## TASK TO COMPLETE
Whenever the string "email" turns up in a line of the data below, copy that line.

[Opening SUPPLIED RECORDS section]

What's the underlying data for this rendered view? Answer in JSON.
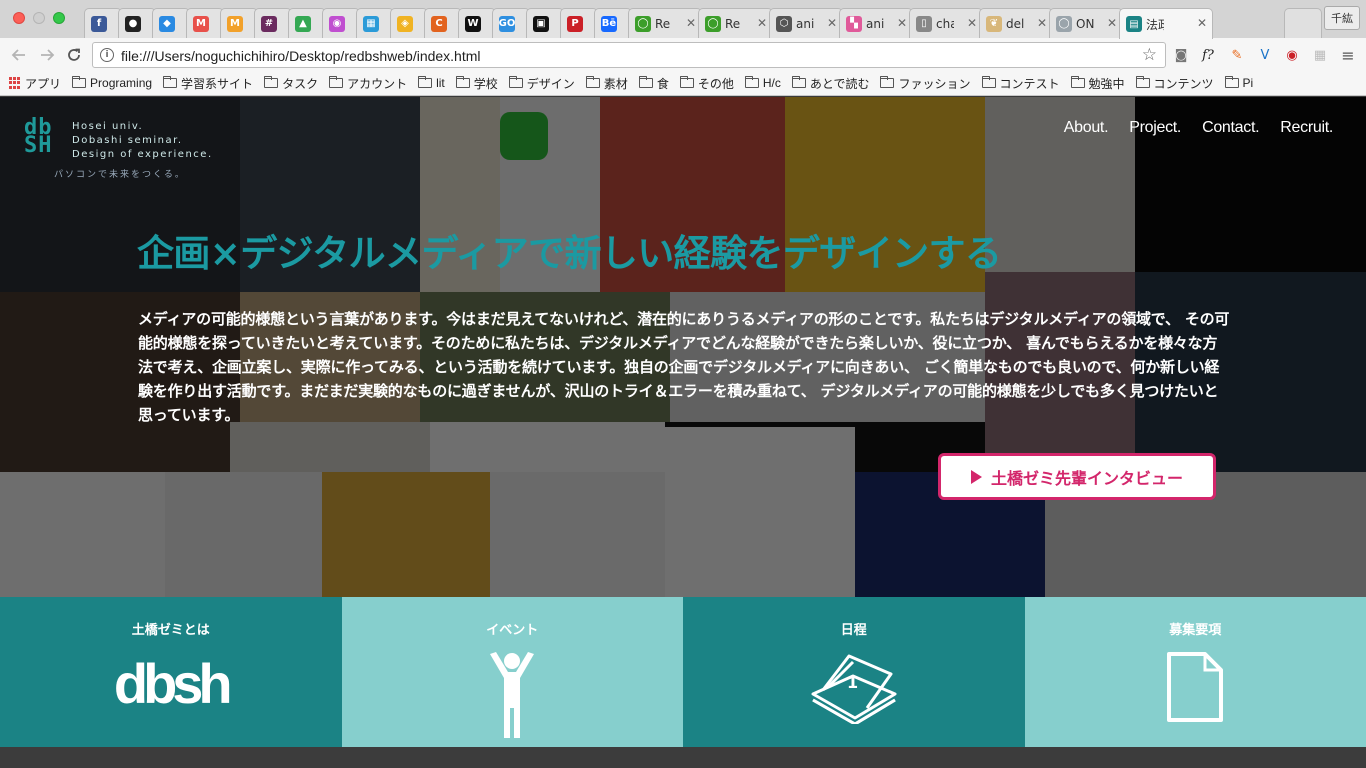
{
  "browser": {
    "tabs": [
      {
        "favicon": "facebook-icon",
        "color": "#3b5998",
        "glyph": "f",
        "label": ""
      },
      {
        "favicon": "github-icon",
        "color": "#222222",
        "glyph": "●",
        "label": ""
      },
      {
        "favicon": "dropbox-icon",
        "color": "#2a8ae2",
        "glyph": "◆",
        "label": ""
      },
      {
        "favicon": "gmail-icon",
        "color": "#e8514b",
        "glyph": "M",
        "label": ""
      },
      {
        "favicon": "gmail-icon",
        "color": "#f2a12b",
        "glyph": "M",
        "label": ""
      },
      {
        "favicon": "slack-icon",
        "color": "#6b2b5f",
        "glyph": "#",
        "label": ""
      },
      {
        "favicon": "drive-icon",
        "color": "#34a853",
        "glyph": "▲",
        "label": ""
      },
      {
        "favicon": "color-wheel-icon",
        "color": "#c04fd0",
        "glyph": "◉",
        "label": ""
      },
      {
        "favicon": "grid-icon",
        "color": "#2b9bd8",
        "glyph": "▦",
        "label": ""
      },
      {
        "favicon": "badge-icon",
        "color": "#f0b323",
        "glyph": "◈",
        "label": ""
      },
      {
        "favicon": "c-icon",
        "color": "#e2631f",
        "glyph": "C",
        "label": ""
      },
      {
        "favicon": "w-icon",
        "color": "#111111",
        "glyph": "W",
        "label": ""
      },
      {
        "favicon": "go-icon",
        "color": "#2e8fe0",
        "glyph": "GO",
        "label": ""
      },
      {
        "favicon": "box-icon",
        "color": "#111111",
        "glyph": "▣",
        "label": ""
      },
      {
        "favicon": "pinterest-icon",
        "color": "#cb2027",
        "glyph": "P",
        "label": ""
      },
      {
        "favicon": "behance-icon",
        "color": "#1769ff",
        "glyph": "Bē",
        "label": ""
      },
      {
        "favicon": "green-circle-icon",
        "color": "#3c9e2a",
        "glyph": "◯",
        "label": "Re"
      },
      {
        "favicon": "green-circle-icon",
        "color": "#3c9e2a",
        "glyph": "◯",
        "label": "Re"
      },
      {
        "favicon": "hex-icon",
        "color": "#555555",
        "glyph": "⬡",
        "label": "ani"
      },
      {
        "favicon": "colorful-icon",
        "color": "#e05a9a",
        "glyph": "▚",
        "label": "ani"
      },
      {
        "favicon": "document-icon",
        "color": "#888888",
        "glyph": "▯",
        "label": "cha"
      },
      {
        "favicon": "feather-icon",
        "color": "#d8b77a",
        "glyph": "❦",
        "label": "del"
      },
      {
        "favicon": "ring-icon",
        "color": "#9aa4ab",
        "glyph": "◯",
        "label": "ON"
      },
      {
        "favicon": "dbsh-icon",
        "color": "#1b8385",
        "glyph": "▤",
        "label": "法政"
      }
    ],
    "active_tab_index": 23,
    "profile_label": "千紘",
    "url": "file:///Users/noguchichihiro/Desktop/redbshweb/index.html",
    "bookmarks": [
      {
        "type": "apps",
        "label": "アプリ"
      },
      {
        "type": "folder",
        "label": "Programing"
      },
      {
        "type": "folder",
        "label": "学習系サイト"
      },
      {
        "type": "folder",
        "label": "タスク"
      },
      {
        "type": "folder",
        "label": "アカウント"
      },
      {
        "type": "folder",
        "label": "lit"
      },
      {
        "type": "folder",
        "label": "学校"
      },
      {
        "type": "folder",
        "label": "デザイン"
      },
      {
        "type": "folder",
        "label": "素材"
      },
      {
        "type": "folder",
        "label": "食"
      },
      {
        "type": "folder",
        "label": "その他"
      },
      {
        "type": "folder",
        "label": "H/c"
      },
      {
        "type": "folder",
        "label": "あとで読む"
      },
      {
        "type": "folder",
        "label": "ファッション"
      },
      {
        "type": "folder",
        "label": "コンテスト"
      },
      {
        "type": "folder",
        "label": "勉強中"
      },
      {
        "type": "folder",
        "label": "コンテンツ"
      },
      {
        "type": "folder",
        "label": "Pi"
      }
    ]
  },
  "site": {
    "logo": {
      "mark": "db\nSH",
      "lines": [
        "Hosei univ.",
        "Dobashi seminar.",
        "Design of experience."
      ],
      "tagline": "パソコンで未来をつくる。"
    },
    "nav": [
      "About.",
      "Project.",
      "Contact.",
      "Recruit."
    ],
    "headline": "企画×デジタルメディアで新しい経験をデザインする",
    "lead": "メディアの可能的様態という言葉があります。今はまだ見えてないけれど、潜在的にありうるメディアの形のことです。私たちはデジタルメディアの領域で、 その可能的様態を探っていきたいと考えています。そのために私たちは、デジタルメディアでどんな経験ができたら楽しいか、役に立つか、 喜んでもらえるかを様々な方法で考え、企画立案し、実際に作ってみる、という活動を続けています。独自の企画でデジタルメディアに向きあい、 ごく簡単なものでも良いので、何か新しい経験を作り出す活動です。まだまだ実験的なものに過ぎませんが、沢山のトライ＆エラーを積み重ねて、 デジタルメディアの可能的様態を少しでも多く見つけたいと思っています。",
    "interview_button": "土橋ゼミ先輩インタビュー",
    "features": [
      {
        "title": "土橋ゼミとは",
        "icon": "dbsh-logo-icon",
        "icon_text": "dbsh",
        "theme": "dark"
      },
      {
        "title": "イベント",
        "icon": "person-icon",
        "icon_text": "",
        "theme": "light"
      },
      {
        "title": "日程",
        "icon": "calendar-icon",
        "icon_text": "1",
        "theme": "dark"
      },
      {
        "title": "募集要項",
        "icon": "document-icon",
        "icon_text": "",
        "theme": "light"
      }
    ],
    "colors": {
      "accent": "#1b9aa2",
      "feature_dark": "#1b8385",
      "feature_light": "#86cfcd",
      "button": "#d3266b"
    }
  }
}
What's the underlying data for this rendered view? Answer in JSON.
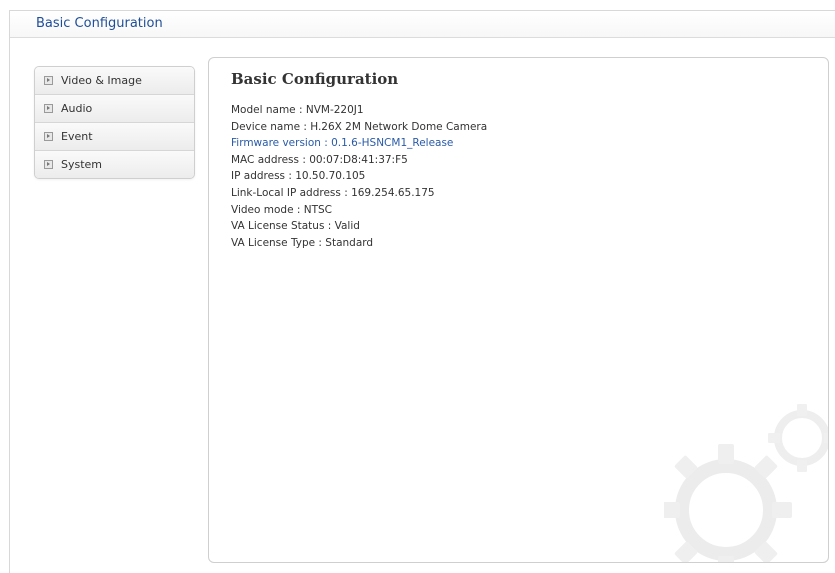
{
  "header": {
    "title": "Basic Configuration"
  },
  "sidebar": {
    "items": [
      {
        "label": "Video & Image",
        "icon": "expand-arrow-icon"
      },
      {
        "label": "Audio",
        "icon": "expand-arrow-icon"
      },
      {
        "label": "Event",
        "icon": "expand-arrow-icon"
      },
      {
        "label": "System",
        "icon": "expand-arrow-icon"
      }
    ]
  },
  "main": {
    "title": "Basic Configuration",
    "info": [
      "Model name : NVM-220J1",
      "Device name : H.26X 2M Network Dome Camera",
      "Firmware version : 0.1.6-HSNCM1_Release",
      "MAC address : 00:07:D8:41:37:F5",
      "IP address : 10.50.70.105",
      "Link-Local IP address : 169.254.65.175",
      "Video mode : NTSC",
      "VA License Status : Valid",
      "VA License Type : Standard"
    ],
    "decoration_icon": "gear-watermark-icon"
  },
  "colors": {
    "title_blue": "#1f4e99",
    "link_blue": "#2a5aa8",
    "text": "#333333",
    "border": "#cfcfcf"
  }
}
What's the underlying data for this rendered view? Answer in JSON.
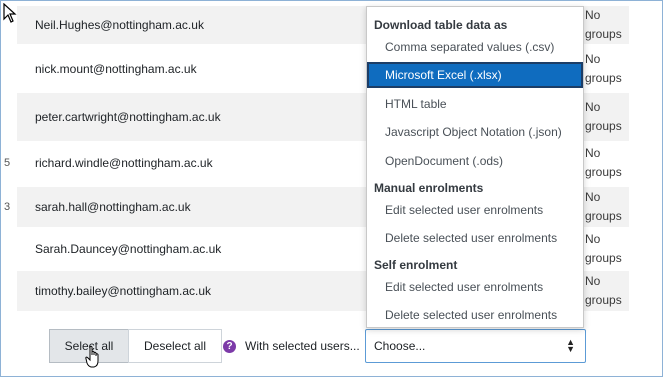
{
  "rows": [
    {
      "lead": "",
      "email": "Neil.Hughes@nottingham.ac.uk",
      "groups": "No groups"
    },
    {
      "lead": "",
      "email": "nick.mount@nottingham.ac.uk",
      "groups": "No groups"
    },
    {
      "lead": "",
      "email": "peter.cartwright@nottingham.ac.uk",
      "groups": "No groups"
    },
    {
      "lead": "5",
      "email": "richard.windle@nottingham.ac.uk",
      "groups": "No groups"
    },
    {
      "lead": "3",
      "email": "sarah.hall@nottingham.ac.uk",
      "groups": "No groups"
    },
    {
      "lead": "",
      "email": "Sarah.Dauncey@nottingham.ac.uk",
      "groups": "No groups"
    },
    {
      "lead": "",
      "email": "timothy.bailey@nottingham.ac.uk",
      "groups": "No groups"
    }
  ],
  "dropdown": {
    "sections": [
      {
        "header": "Download table data as",
        "items": [
          "Comma separated values (.csv)",
          "Microsoft Excel (.xlsx)",
          "HTML table",
          "Javascript Object Notation (.json)",
          "OpenDocument (.ods)"
        ]
      },
      {
        "header": "Manual enrolments",
        "items": [
          "Edit selected user enrolments",
          "Delete selected user enrolments"
        ]
      },
      {
        "header": "Self enrolment",
        "items": [
          "Edit selected user enrolments",
          "Delete selected user enrolments"
        ]
      }
    ],
    "highlighted": "Microsoft Excel (.xlsx)"
  },
  "footer": {
    "select_all": "Select all",
    "deselect_all": "Deselect all",
    "help_glyph": "?",
    "with_selected": "With selected users...",
    "choose": "Choose...",
    "choose_arrows": "▲▼"
  },
  "colors": {
    "highlight": "#0f6cbf",
    "help_icon": "#7c3aa8",
    "select_border": "#5c9bd6"
  }
}
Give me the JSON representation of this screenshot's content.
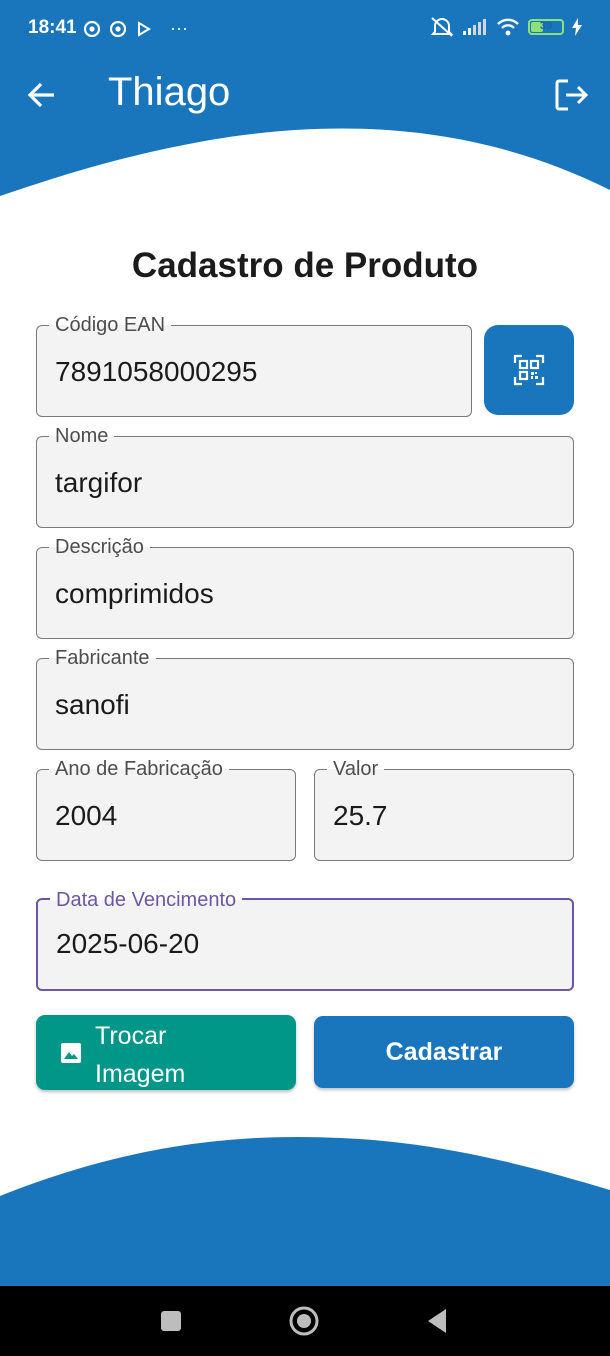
{
  "status_bar": {
    "time": "18:41",
    "more_dots": "···",
    "battery_level": "39",
    "left_icons": [
      "chrome-icon",
      "chrome-icon",
      "play-icon"
    ],
    "right_icons": [
      "mute-icon",
      "signal-icon",
      "wifi-icon",
      "battery-icon",
      "charging-icon"
    ]
  },
  "app_bar": {
    "title": "Thiago",
    "back_icon": "arrow-left-icon",
    "logout_icon": "logout-icon",
    "color": "#1976bd"
  },
  "form": {
    "title": "Cadastro de Produto",
    "ean": {
      "label": "Código EAN",
      "value": "7891058000295"
    },
    "nome": {
      "label": "Nome",
      "value": "targifor"
    },
    "descricao": {
      "label": "Descrição",
      "value": "comprimidos"
    },
    "fabricante": {
      "label": "Fabricante",
      "value": "sanofi"
    },
    "ano": {
      "label": "Ano de Fabricação",
      "value": "2004"
    },
    "valor": {
      "label": "Valor",
      "value": "25.7"
    },
    "vencimento": {
      "label": "Data de Vencimento",
      "value": "2025-06-20"
    },
    "scan_icon": "qr-scan-icon"
  },
  "actions": {
    "trocar_line1": "Trocar",
    "trocar_line2": "Imagem",
    "trocar_icon": "image-icon",
    "cadastrar": "Cadastrar",
    "trocar_color": "#009688",
    "cadastrar_color": "#1976bd"
  },
  "nav_bar": {
    "icons": [
      "square-recents-icon",
      "circle-home-icon",
      "triangle-back-icon"
    ]
  }
}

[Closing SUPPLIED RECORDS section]

## EXERCISE SOLUTION
      "email": "Neil.Hughes@nottingham.ac.uk",
      "email": "nick.mount@nottingham.ac.uk",
      "email": "peter.cartwright@nottingham.ac.uk",
      "email": "richard.windle@nottingham.ac.uk",
      "email": "sarah.hall@nottingham.ac.uk",
      "email": "Sarah.Dauncey@nottingham.ac.uk",
      "email": "timothy.bailey@nottingham.ac.uk",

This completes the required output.